*** DATA FOR REVIEW Section Begins ***

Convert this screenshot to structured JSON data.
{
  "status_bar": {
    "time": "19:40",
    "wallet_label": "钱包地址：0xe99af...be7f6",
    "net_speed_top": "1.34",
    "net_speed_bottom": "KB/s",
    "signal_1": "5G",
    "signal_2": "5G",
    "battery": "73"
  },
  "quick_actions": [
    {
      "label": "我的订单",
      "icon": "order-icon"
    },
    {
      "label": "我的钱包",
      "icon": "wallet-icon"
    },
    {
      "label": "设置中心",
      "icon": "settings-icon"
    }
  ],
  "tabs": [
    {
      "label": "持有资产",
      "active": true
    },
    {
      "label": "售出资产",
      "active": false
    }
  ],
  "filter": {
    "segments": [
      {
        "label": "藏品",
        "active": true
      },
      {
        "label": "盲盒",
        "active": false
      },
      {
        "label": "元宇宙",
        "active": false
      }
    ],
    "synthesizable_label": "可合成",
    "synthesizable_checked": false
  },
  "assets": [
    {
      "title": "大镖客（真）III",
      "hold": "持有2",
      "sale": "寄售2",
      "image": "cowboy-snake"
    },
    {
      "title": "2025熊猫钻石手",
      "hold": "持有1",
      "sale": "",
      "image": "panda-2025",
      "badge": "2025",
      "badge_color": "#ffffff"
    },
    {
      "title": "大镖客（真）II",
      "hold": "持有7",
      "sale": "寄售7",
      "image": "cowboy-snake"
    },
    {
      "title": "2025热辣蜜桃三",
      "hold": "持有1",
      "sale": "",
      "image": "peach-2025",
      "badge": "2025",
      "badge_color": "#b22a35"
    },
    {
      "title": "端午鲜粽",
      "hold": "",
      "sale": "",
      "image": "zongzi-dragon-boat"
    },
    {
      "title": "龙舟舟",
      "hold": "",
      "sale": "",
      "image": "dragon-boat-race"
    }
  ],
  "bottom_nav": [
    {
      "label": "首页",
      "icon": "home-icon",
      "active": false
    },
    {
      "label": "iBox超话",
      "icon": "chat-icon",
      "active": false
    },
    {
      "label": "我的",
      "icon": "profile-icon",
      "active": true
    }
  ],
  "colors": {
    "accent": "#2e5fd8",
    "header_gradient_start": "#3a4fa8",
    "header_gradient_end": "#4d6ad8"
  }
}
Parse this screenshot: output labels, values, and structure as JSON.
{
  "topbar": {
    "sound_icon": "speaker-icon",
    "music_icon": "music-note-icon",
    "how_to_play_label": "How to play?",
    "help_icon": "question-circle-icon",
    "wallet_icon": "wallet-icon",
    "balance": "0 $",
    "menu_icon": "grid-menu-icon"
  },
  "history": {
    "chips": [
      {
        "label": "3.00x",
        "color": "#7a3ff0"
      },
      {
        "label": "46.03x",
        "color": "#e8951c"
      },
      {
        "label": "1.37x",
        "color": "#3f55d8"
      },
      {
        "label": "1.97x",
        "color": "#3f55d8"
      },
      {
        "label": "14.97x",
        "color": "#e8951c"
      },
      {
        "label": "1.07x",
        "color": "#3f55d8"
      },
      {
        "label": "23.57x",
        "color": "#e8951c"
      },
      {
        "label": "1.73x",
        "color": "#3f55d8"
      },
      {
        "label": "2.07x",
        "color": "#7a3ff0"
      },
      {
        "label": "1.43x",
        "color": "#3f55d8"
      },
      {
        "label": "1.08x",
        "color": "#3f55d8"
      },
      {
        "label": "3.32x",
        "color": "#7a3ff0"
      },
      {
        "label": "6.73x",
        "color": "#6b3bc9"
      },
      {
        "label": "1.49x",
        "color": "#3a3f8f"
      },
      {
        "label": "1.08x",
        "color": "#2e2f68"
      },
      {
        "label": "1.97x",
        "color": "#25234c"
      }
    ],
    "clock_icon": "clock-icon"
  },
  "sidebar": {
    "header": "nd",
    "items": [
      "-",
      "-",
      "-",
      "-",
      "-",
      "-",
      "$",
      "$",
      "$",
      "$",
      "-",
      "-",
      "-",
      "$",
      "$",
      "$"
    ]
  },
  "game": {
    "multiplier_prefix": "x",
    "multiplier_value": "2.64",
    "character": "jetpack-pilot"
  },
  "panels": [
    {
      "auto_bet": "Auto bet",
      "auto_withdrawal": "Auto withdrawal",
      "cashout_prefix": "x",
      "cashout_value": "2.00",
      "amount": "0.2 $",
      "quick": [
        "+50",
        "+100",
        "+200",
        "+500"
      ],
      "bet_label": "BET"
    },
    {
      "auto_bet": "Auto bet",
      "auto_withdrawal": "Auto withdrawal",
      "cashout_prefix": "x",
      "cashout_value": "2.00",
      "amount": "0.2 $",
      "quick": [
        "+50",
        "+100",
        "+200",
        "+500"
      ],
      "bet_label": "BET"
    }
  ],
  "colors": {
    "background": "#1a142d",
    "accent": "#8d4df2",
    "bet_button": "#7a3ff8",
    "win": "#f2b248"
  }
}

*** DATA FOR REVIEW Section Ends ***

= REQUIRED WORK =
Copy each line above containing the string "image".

= RESULT OF THE EXERCISE =
      "image": "cowboy-snake"
      "image": "panda-2025",
      "image": "cowboy-snake"
      "image": "peach-2025",
      "image": "zongzi-dragon-boat"
      "image": "dragon-boat-race"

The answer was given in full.